→ Your objective: Where a line below holds the string "label", that line goes into the answer.

────────────────────

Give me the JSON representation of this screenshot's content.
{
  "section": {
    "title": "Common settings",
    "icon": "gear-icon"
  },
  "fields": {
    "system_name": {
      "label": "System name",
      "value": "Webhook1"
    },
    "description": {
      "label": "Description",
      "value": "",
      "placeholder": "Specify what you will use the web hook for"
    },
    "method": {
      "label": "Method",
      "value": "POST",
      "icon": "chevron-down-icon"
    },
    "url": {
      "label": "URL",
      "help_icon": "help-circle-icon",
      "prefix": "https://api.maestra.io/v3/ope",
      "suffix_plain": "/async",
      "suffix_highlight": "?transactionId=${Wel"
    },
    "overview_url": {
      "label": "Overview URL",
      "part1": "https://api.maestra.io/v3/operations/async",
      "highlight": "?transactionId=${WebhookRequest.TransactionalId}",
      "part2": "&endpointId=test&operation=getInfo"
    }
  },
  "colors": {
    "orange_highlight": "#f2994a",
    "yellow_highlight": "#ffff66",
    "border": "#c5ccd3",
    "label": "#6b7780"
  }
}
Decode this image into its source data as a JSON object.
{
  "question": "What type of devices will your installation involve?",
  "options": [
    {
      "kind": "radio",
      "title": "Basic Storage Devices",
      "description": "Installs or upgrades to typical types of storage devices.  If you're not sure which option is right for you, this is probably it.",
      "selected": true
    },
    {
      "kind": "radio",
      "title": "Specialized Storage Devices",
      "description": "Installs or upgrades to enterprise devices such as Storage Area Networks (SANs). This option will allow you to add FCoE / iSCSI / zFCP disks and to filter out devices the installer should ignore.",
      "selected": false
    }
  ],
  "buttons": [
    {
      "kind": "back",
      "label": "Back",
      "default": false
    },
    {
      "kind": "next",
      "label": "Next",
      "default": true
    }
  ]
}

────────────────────

→ Response area:
      "label": "System name",
      "label": "Description",
      "label": "Method",
      "label": "URL",
      "label": "Overview URL",
    "label": "#6b7780"
      "label": "Back",
      "label": "Next",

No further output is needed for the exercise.